Since your experience in any given moment is exactly equal to what you are thinking in that very moment, that means that when you’re thinking about your monster, you feel your monster. And when you’re not thinking about your monster, your monster does not exist. – Amy Johnson
I loved reading the article from which I took the above. (Here it is, if you want to read the whole thing.)
Whatever your “monster” is – whether it be a scary thought about the future, or what might happen if you try something new, or . . . – ask yourself, where does it “go” when you’re not thinking about it?
Does it “go away” to sleep, or hide, or rest – or terrorize another person?
What if your monster only existed in your thoughts?
In a semi-rational sense, that makes perfect sense, after all, it’s your monster and you only feel bad/scared/powerless when you think about it.
Okay, now that we agree that your monster “belongs” to you, let’s get at it where it is, where it lives.
I think, now that we’re having a lucid, rational conversation, we can agree that your monster doesn’t actually exist – it’s something you make-up in your head, in your thoughts.
So, to stop having the monster, just stop thinking about it.
We make things real by feeling them, and we feel things by thinking about them.
Without thoughts about “monsters” there are no monsters.
* * *
But how do we stop thinking about “monsters?”
Not by forcing ourselves to not think about them, but by choosing other thoughts.

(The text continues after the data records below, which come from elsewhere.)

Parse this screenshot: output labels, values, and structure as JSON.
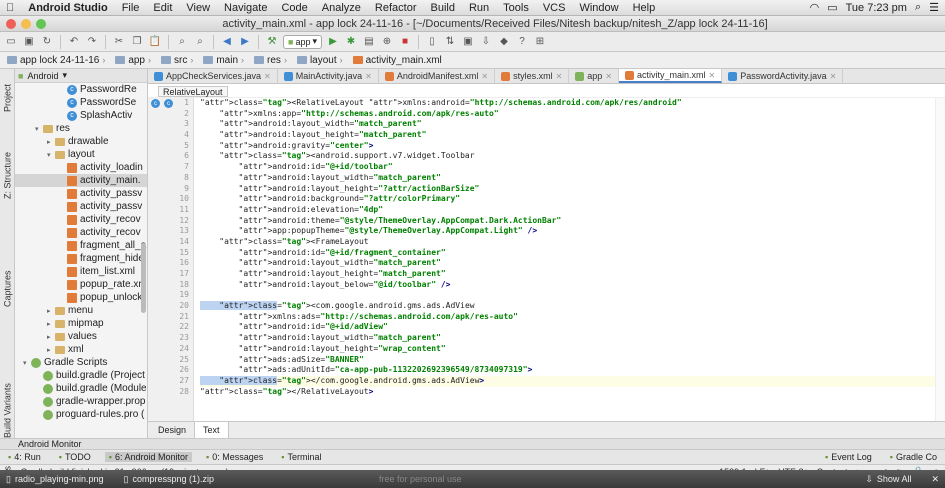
{
  "menubar": {
    "app": "Android Studio",
    "items": [
      "File",
      "Edit",
      "View",
      "Navigate",
      "Code",
      "Analyze",
      "Refactor",
      "Build",
      "Run",
      "Tools",
      "VCS",
      "Window",
      "Help"
    ],
    "clock": "Tue 7:23 pm"
  },
  "window": {
    "title": "activity_main.xml - app lock 24-11-16 - [~/Documents/Received Files/Nitesh backup/nitesh_Z/app lock 24-11-16]"
  },
  "toolbar": {
    "run_config": "app"
  },
  "navbar": {
    "crumbs": [
      "app lock 24-11-16",
      "app",
      "src",
      "main",
      "res",
      "layout",
      "activity_main.xml"
    ]
  },
  "leftstrip": {
    "tabs": [
      "Project",
      "Z: Structure",
      "Captures",
      "Build Variants",
      "Favorites"
    ]
  },
  "project": {
    "view": "Android",
    "tree": [
      {
        "label": "PasswordRe",
        "icon": "class-icon",
        "indent": 4
      },
      {
        "label": "PasswordSe",
        "icon": "class-icon",
        "indent": 4
      },
      {
        "label": "SplashActiv",
        "icon": "class-icon",
        "indent": 4
      },
      {
        "label": "res",
        "icon": "folder-icon",
        "indent": 2,
        "toggle": "▾"
      },
      {
        "label": "drawable",
        "icon": "folder-icon",
        "indent": 3,
        "toggle": "▸"
      },
      {
        "label": "layout",
        "icon": "folder-icon",
        "indent": 3,
        "toggle": "▾"
      },
      {
        "label": "activity_loadin",
        "icon": "xml-icon",
        "indent": 4
      },
      {
        "label": "activity_main.",
        "icon": "xml-icon",
        "indent": 4,
        "selected": true
      },
      {
        "label": "activity_passv",
        "icon": "xml-icon",
        "indent": 4
      },
      {
        "label": "activity_passv",
        "icon": "xml-icon",
        "indent": 4
      },
      {
        "label": "activity_recov",
        "icon": "xml-icon",
        "indent": 4
      },
      {
        "label": "activity_recov",
        "icon": "xml-icon",
        "indent": 4
      },
      {
        "label": "fragment_all_a",
        "icon": "xml-icon",
        "indent": 4
      },
      {
        "label": "fragment_hide",
        "icon": "xml-icon",
        "indent": 4
      },
      {
        "label": "item_list.xml",
        "icon": "xml-icon",
        "indent": 4
      },
      {
        "label": "popup_rate.xr",
        "icon": "xml-icon",
        "indent": 4
      },
      {
        "label": "popup_unlock",
        "icon": "xml-icon",
        "indent": 4
      },
      {
        "label": "menu",
        "icon": "folder-icon",
        "indent": 3,
        "toggle": "▸"
      },
      {
        "label": "mipmap",
        "icon": "folder-icon",
        "indent": 3,
        "toggle": "▸"
      },
      {
        "label": "values",
        "icon": "folder-icon",
        "indent": 3,
        "toggle": "▸"
      },
      {
        "label": "xml",
        "icon": "folder-icon",
        "indent": 3,
        "toggle": "▸"
      },
      {
        "label": "Gradle Scripts",
        "icon": "gradle-icon",
        "indent": 1,
        "toggle": "▾"
      },
      {
        "label": "build.gradle (Project",
        "icon": "gradle-icon",
        "indent": 2
      },
      {
        "label": "build.gradle (Module",
        "icon": "gradle-icon",
        "indent": 2
      },
      {
        "label": "gradle-wrapper.prop",
        "icon": "gradle-icon",
        "indent": 2
      },
      {
        "label": "proguard-rules.pro (",
        "icon": "gradle-icon",
        "indent": 2
      }
    ]
  },
  "tabs": [
    {
      "label": "AppCheckServices.java",
      "color": "#3f8fd6"
    },
    {
      "label": "MainActivity.java",
      "color": "#3f8fd6"
    },
    {
      "label": "AndroidManifest.xml",
      "color": "#e07b39"
    },
    {
      "label": "styles.xml",
      "color": "#e07b39"
    },
    {
      "label": "app",
      "color": "#7fb35a"
    },
    {
      "label": "activity_main.xml",
      "color": "#e07b39",
      "active": true
    },
    {
      "label": "PasswordActivity.java",
      "color": "#3f8fd6"
    }
  ],
  "editor": {
    "breadcrumb": "RelativeLayout",
    "lines": [
      "<RelativeLayout xmlns:android=\"http://schemas.android.com/apk/res/android\"",
      "    xmlns:app=\"http://schemas.android.com/apk/res-auto\"",
      "    android:layout_width=\"match_parent\"",
      "    android:layout_height=\"match_parent\"",
      "    android:gravity=\"center\">",
      "    <android.support.v7.widget.Toolbar",
      "        android:id=\"@+id/toolbar\"",
      "        android:layout_width=\"match_parent\"",
      "        android:layout_height=\"?attr/actionBarSize\"",
      "        android:background=\"?attr/colorPrimary\"",
      "        android:elevation=\"4dp\"",
      "        android:theme=\"@style/ThemeOverlay.AppCompat.Dark.ActionBar\"",
      "        app:popupTheme=\"@style/ThemeOverlay.AppCompat.Light\" />",
      "    <FrameLayout",
      "        android:id=\"@+id/fragment_container\"",
      "        android:layout_width=\"match_parent\"",
      "        android:layout_height=\"match_parent\"",
      "        android:layout_below=\"@id/toolbar\" />",
      "",
      "    <com.google.android.gms.ads.AdView",
      "        xmlns:ads=\"http://schemas.android.com/apk/res-auto\"",
      "        android:id=\"@+id/adView\"",
      "        android:layout_width=\"match_parent\"",
      "        android:layout_height=\"wrap_content\"",
      "        ads:adSize=\"BANNER\"",
      "        ads:adUnitId=\"ca-app-pub-1132202692396549/8734097319\">",
      "    </com.google.android.gms.ads.AdView>",
      "</RelativeLayout>"
    ],
    "design_tabs": [
      "Design",
      "Text"
    ],
    "active_design_tab": "Text"
  },
  "monitor_label": "Android Monitor",
  "bottom_tabs": [
    {
      "label": "4: Run"
    },
    {
      "label": "TODO"
    },
    {
      "label": "6: Android Monitor",
      "active": true
    },
    {
      "label": "0: Messages"
    },
    {
      "label": "Terminal"
    }
  ],
  "bottom_right_tabs": [
    "Event Log",
    "Gradle Co"
  ],
  "status": {
    "message": "Gradle build finished in 21s 966ms (19 minutes ago)",
    "position": "1539:1",
    "line_sep": "LF÷",
    "encoding": "UTF-8÷",
    "context": "Context: <no context>"
  },
  "dock": {
    "items": [
      "radio_playing-min.png",
      "compresspng (1).zip",
      "free for personal use"
    ],
    "show_all": "Show All"
  }
}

Continually, regularly and authentically.
The way to do this is to get clear about what you want and what you want to feel.
Write it down, repeatedly, and refine your idea of what you want.
Then create a practice where you calm your mind (some form of meditation . . . ).
* * *
Once you’ve begun to calm your mind you will have the freedom, and capability, to think better: to think about what you want – and thus feel the emotions of excitement and willingness to act – instead of your “monsters.”